• [Activity]
In the records, each line holding "subtitle" must be reported.

• [Supplied data]
Segment Open

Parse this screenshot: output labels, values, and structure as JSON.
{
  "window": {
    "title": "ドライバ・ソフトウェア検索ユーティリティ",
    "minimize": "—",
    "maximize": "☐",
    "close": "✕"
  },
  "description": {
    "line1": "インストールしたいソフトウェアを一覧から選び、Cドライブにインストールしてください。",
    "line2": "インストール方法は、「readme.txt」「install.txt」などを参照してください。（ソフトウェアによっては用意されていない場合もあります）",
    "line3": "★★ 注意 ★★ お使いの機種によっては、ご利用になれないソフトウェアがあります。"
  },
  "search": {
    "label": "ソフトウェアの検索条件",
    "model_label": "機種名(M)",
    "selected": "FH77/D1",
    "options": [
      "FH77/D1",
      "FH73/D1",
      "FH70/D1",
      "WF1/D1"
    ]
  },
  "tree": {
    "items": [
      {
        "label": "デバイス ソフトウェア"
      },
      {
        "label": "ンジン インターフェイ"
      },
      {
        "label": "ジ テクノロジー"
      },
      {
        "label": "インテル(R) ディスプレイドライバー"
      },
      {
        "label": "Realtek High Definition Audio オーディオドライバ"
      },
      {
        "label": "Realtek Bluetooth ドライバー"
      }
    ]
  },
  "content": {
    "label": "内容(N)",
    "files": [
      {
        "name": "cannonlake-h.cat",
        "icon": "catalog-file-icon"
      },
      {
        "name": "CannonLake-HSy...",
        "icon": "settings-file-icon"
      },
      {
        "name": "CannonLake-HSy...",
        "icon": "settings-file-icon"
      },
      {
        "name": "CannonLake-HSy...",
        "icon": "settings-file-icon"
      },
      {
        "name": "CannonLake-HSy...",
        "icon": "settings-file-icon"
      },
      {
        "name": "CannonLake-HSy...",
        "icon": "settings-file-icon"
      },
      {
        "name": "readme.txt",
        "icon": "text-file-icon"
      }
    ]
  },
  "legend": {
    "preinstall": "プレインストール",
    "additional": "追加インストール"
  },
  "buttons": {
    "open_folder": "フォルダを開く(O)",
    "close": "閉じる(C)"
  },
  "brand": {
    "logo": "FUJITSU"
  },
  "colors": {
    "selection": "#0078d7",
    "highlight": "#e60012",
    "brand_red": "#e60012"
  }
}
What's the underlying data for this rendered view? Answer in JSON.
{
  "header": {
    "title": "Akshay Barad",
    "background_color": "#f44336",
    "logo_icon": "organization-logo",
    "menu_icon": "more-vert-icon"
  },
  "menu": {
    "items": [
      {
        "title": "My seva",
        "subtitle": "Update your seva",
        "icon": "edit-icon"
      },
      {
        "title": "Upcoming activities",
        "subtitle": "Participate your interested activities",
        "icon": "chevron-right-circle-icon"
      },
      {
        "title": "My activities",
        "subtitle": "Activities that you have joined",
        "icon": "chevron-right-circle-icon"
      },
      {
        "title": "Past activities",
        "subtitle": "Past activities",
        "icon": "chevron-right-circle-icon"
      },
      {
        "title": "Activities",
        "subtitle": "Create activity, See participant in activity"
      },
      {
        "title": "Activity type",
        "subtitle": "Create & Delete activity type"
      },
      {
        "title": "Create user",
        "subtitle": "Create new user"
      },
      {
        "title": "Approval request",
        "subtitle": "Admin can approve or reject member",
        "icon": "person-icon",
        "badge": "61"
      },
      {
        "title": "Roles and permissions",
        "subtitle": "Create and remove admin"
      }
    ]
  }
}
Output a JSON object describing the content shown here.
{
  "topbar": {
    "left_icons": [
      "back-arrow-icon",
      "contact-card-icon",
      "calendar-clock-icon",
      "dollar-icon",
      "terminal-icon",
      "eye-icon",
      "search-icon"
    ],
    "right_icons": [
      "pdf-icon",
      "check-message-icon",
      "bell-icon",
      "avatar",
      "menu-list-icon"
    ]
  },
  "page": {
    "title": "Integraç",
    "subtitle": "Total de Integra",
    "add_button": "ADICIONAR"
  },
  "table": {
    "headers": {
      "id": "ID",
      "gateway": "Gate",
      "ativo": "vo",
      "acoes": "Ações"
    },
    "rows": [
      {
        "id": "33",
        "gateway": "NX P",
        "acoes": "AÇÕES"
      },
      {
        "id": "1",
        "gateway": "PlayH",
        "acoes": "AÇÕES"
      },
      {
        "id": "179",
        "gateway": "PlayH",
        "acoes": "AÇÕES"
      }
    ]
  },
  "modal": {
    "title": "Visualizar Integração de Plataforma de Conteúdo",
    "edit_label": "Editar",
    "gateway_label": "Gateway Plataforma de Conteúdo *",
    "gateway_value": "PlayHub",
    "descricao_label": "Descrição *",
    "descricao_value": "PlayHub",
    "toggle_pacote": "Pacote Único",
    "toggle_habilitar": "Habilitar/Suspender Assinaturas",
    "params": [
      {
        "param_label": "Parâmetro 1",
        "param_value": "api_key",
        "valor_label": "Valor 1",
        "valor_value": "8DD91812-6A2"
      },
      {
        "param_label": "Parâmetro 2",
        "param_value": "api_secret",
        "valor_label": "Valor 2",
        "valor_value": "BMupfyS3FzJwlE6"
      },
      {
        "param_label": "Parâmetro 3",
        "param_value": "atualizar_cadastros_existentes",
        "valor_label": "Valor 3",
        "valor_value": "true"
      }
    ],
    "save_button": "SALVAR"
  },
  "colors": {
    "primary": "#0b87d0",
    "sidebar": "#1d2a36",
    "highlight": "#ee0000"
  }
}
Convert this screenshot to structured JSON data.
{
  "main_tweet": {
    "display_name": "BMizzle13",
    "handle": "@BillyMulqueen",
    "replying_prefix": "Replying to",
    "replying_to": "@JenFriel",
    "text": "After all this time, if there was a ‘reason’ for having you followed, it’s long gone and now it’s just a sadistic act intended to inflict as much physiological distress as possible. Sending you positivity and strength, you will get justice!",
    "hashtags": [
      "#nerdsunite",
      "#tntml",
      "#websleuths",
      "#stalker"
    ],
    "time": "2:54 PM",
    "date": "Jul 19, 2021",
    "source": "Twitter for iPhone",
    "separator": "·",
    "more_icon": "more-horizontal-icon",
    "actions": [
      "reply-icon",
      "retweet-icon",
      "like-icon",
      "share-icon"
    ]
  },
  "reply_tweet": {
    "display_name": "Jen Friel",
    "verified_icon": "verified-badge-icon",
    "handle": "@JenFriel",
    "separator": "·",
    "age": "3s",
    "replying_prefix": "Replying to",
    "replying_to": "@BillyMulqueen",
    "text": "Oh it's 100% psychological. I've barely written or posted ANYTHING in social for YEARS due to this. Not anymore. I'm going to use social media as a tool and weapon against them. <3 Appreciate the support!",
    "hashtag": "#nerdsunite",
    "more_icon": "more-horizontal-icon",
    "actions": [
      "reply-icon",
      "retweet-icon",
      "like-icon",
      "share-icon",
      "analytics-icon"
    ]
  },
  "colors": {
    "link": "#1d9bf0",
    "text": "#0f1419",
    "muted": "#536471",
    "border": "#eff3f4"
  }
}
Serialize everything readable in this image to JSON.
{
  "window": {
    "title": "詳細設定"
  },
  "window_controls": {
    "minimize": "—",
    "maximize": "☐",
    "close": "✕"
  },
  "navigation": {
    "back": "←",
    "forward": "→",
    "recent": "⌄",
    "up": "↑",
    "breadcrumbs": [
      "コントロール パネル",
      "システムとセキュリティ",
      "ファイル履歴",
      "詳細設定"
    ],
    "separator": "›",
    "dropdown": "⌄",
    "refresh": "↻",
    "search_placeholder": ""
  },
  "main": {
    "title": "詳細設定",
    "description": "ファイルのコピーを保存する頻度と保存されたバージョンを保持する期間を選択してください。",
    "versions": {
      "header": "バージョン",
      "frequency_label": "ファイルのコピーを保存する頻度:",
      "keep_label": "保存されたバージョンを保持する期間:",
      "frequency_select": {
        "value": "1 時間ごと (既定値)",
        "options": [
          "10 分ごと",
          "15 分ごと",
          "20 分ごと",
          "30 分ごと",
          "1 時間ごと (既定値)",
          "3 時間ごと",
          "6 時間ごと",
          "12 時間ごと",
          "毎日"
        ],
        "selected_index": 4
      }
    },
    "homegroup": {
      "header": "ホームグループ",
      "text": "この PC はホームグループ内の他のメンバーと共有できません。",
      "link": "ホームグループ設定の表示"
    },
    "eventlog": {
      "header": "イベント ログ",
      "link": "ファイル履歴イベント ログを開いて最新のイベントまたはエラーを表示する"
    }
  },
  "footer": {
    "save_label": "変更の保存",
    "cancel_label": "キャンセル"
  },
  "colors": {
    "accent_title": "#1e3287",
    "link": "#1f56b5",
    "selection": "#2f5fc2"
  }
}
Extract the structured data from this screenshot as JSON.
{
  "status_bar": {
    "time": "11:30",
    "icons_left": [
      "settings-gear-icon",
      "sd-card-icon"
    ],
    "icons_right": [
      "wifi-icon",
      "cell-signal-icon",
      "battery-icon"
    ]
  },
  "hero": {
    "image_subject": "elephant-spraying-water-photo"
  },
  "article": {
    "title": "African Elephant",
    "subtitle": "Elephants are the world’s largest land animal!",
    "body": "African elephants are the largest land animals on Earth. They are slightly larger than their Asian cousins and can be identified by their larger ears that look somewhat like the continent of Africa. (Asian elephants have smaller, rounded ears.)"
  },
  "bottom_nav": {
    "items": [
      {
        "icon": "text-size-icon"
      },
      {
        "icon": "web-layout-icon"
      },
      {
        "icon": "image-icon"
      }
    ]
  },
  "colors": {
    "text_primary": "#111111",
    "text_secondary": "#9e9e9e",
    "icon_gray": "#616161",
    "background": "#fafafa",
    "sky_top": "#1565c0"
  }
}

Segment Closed

• [Solution to this problem]
        "subtitle": "Update your seva",
        "subtitle": "Participate your interested activities",
        "subtitle": "Activities that you have joined",
        "subtitle": "Past activities",
        "subtitle": "Create activity, See participant in activity"
        "subtitle": "Create & Delete activity type"
        "subtitle": "Create new user"
        "subtitle": "Admin can approve or reject member",
        "subtitle": "Create and remove admin"
    "subtitle": "Total de Integra",
    "subtitle": "Elephants are the world’s largest land animal!",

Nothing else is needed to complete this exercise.